Please find the number of lines in the material below where the string "camera" occurs, and give only that number.
+++++
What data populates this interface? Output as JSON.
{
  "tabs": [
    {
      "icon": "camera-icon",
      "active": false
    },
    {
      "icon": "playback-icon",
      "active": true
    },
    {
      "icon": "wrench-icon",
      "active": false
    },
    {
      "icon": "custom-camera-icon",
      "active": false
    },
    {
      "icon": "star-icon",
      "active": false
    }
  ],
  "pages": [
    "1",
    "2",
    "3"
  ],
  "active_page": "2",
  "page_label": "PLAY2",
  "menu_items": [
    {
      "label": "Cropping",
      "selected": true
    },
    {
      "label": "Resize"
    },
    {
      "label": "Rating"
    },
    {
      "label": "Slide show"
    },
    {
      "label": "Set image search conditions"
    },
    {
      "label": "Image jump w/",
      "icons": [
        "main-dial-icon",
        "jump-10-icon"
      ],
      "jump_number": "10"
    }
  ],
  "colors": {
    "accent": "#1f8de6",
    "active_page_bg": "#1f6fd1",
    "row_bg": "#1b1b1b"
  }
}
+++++
*REPLY*: 2